**Aim of the task:** Your task is to copy each line in the listing that includes the word "Максим".

**Input data:**
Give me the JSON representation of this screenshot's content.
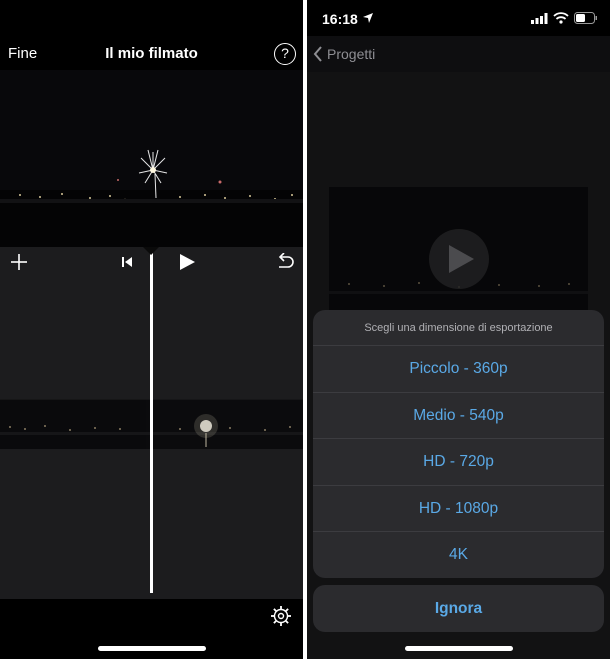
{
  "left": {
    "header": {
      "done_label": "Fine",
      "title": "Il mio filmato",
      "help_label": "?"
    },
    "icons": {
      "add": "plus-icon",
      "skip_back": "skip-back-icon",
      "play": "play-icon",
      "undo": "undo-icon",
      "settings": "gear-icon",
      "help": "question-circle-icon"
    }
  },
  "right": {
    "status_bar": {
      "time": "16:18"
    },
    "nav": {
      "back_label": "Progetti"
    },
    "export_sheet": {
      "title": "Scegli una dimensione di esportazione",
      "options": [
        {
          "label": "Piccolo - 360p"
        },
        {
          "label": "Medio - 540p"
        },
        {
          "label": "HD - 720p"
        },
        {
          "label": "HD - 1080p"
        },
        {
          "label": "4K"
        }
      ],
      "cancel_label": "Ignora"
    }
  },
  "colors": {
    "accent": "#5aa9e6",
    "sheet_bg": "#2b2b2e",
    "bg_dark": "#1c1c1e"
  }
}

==

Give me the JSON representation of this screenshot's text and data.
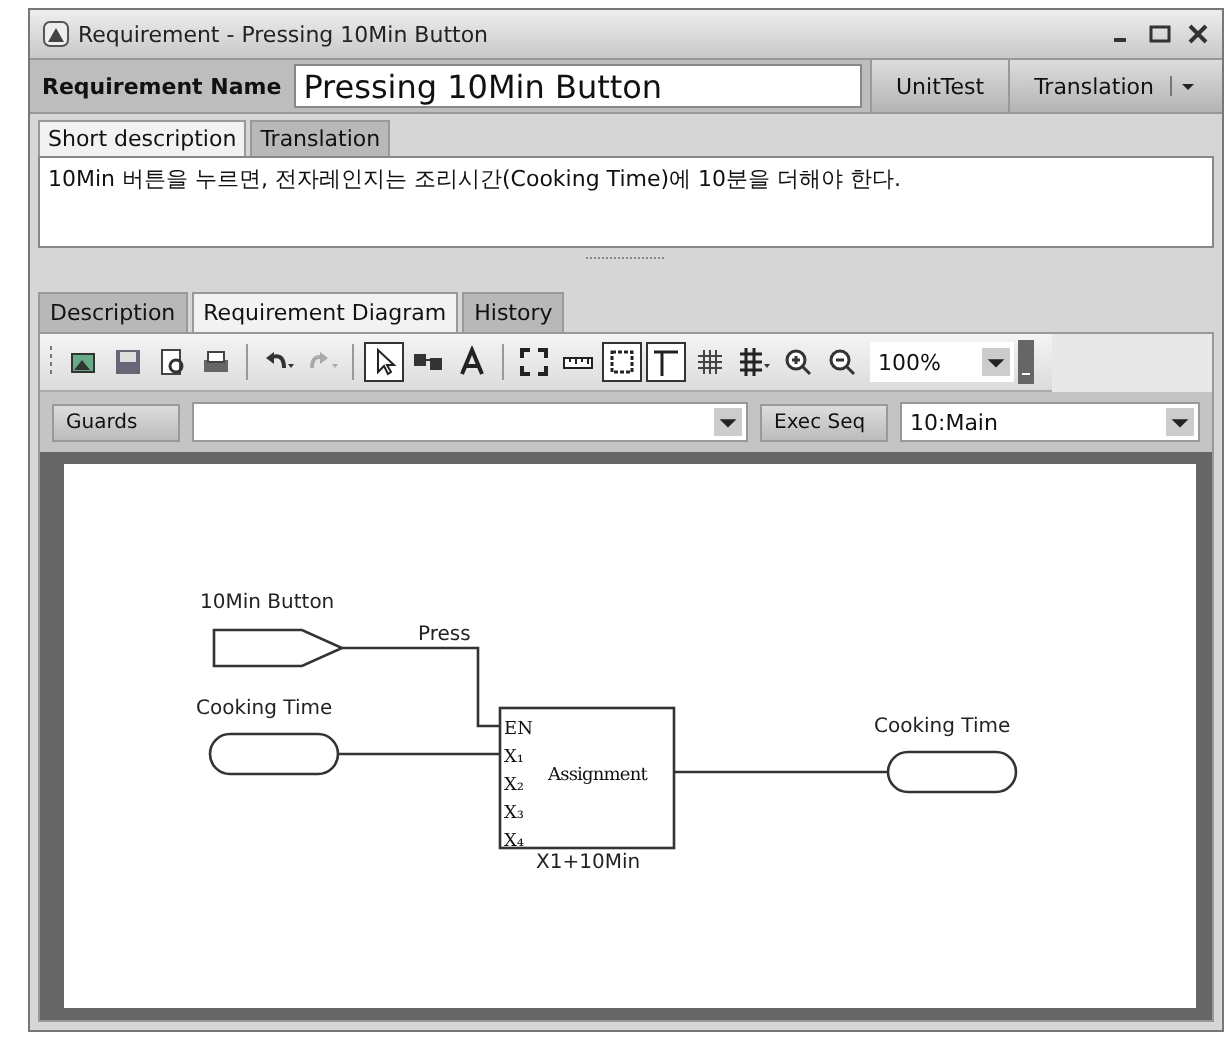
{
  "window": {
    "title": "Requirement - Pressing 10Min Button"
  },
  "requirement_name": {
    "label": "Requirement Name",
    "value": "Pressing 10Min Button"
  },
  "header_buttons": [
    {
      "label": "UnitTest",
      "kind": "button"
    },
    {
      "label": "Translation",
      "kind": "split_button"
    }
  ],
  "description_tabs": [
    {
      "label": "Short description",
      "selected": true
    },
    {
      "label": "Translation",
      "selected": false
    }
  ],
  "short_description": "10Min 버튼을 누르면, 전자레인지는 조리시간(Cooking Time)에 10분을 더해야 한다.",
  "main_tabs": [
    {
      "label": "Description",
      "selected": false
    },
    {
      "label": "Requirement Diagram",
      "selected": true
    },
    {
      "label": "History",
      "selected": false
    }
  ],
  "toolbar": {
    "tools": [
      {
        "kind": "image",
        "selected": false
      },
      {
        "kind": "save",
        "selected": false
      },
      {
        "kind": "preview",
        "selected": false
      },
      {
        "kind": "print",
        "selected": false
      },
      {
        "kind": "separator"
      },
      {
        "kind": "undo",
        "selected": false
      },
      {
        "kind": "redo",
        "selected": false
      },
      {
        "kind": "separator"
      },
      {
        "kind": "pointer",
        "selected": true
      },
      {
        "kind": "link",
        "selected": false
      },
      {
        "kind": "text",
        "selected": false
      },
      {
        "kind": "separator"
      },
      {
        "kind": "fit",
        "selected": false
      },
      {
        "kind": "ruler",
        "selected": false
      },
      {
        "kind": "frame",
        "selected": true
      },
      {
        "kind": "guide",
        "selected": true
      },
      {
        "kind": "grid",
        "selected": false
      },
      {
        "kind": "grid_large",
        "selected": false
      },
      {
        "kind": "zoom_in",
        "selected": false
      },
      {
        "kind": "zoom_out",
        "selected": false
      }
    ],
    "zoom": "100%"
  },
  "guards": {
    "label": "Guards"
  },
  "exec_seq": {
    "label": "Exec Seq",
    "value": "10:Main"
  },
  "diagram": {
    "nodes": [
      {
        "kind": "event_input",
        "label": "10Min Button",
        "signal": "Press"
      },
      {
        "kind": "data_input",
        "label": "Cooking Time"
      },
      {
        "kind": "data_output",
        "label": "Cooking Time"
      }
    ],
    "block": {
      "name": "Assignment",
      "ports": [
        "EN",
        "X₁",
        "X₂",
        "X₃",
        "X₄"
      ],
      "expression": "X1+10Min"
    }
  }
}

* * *

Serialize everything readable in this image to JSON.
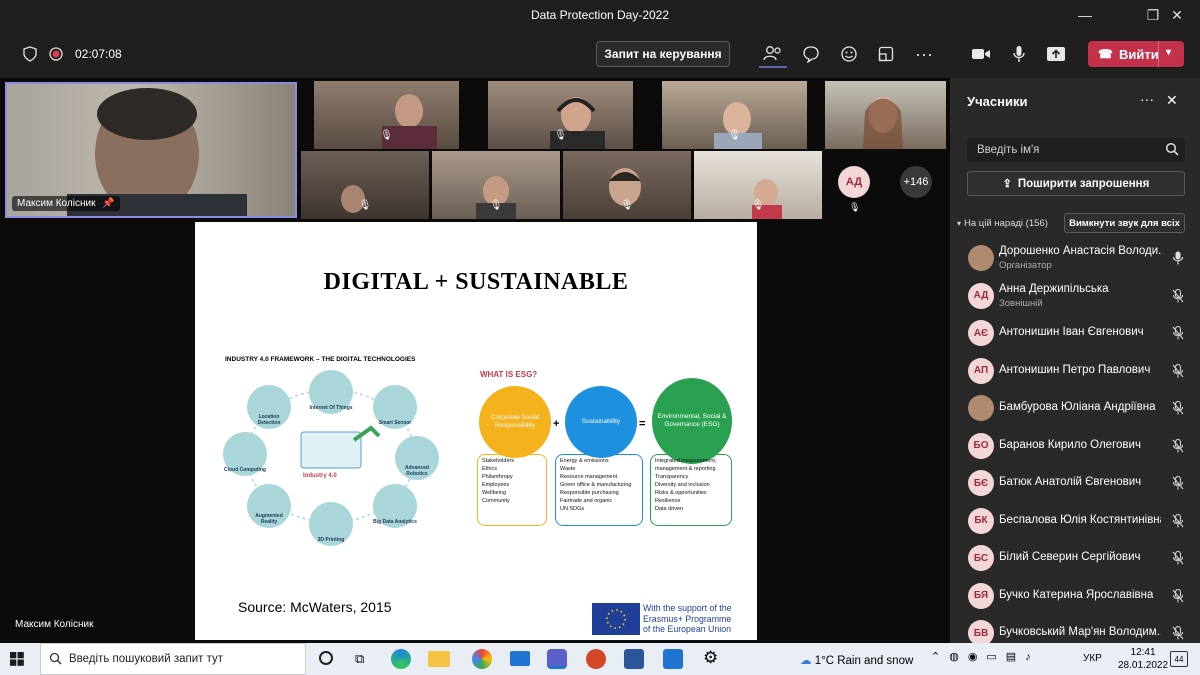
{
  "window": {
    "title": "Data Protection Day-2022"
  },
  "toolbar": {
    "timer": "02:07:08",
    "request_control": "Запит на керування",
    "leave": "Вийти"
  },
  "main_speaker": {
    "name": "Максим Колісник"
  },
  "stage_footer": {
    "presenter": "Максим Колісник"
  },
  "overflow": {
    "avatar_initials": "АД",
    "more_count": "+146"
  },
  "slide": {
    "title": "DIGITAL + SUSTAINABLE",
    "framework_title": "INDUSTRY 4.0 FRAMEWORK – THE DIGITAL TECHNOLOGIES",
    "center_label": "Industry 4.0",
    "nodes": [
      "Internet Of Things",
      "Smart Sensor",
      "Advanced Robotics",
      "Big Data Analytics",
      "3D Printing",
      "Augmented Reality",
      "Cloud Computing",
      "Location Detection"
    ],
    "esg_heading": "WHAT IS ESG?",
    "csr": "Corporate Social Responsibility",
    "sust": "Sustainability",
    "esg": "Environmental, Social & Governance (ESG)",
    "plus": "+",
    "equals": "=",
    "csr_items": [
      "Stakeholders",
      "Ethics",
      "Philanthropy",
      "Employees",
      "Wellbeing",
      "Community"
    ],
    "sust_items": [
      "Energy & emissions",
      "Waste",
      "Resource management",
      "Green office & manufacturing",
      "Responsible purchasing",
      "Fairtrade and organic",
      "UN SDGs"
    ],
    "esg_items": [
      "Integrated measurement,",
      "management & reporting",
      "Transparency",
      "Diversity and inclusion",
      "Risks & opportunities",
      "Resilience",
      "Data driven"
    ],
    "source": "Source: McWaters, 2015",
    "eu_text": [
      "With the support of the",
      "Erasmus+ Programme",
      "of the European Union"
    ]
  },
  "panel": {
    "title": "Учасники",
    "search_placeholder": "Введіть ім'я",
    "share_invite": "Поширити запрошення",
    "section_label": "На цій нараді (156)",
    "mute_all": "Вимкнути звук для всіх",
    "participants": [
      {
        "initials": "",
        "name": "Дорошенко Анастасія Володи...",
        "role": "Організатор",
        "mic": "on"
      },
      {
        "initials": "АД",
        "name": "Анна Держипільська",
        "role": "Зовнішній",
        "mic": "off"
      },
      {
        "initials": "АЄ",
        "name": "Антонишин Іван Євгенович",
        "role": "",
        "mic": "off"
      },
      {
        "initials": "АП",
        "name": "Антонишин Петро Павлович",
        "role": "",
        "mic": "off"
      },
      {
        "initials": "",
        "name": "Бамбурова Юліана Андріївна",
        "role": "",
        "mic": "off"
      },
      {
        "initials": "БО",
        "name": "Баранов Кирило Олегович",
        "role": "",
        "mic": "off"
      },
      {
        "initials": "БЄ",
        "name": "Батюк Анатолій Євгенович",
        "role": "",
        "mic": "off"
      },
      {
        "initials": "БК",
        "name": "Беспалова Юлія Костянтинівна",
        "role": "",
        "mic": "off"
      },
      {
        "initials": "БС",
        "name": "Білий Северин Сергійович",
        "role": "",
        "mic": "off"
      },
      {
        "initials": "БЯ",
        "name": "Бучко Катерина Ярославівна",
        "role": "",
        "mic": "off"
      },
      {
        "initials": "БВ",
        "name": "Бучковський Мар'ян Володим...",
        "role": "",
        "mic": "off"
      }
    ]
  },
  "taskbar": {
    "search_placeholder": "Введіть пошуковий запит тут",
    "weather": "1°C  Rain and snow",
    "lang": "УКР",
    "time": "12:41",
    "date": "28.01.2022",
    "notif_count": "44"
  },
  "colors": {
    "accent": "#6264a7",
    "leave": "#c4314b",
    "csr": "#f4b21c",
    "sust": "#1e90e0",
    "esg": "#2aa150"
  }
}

**Written solution:**
    "name": "Максим Колісник"
    "presenter": "Максим Колісник"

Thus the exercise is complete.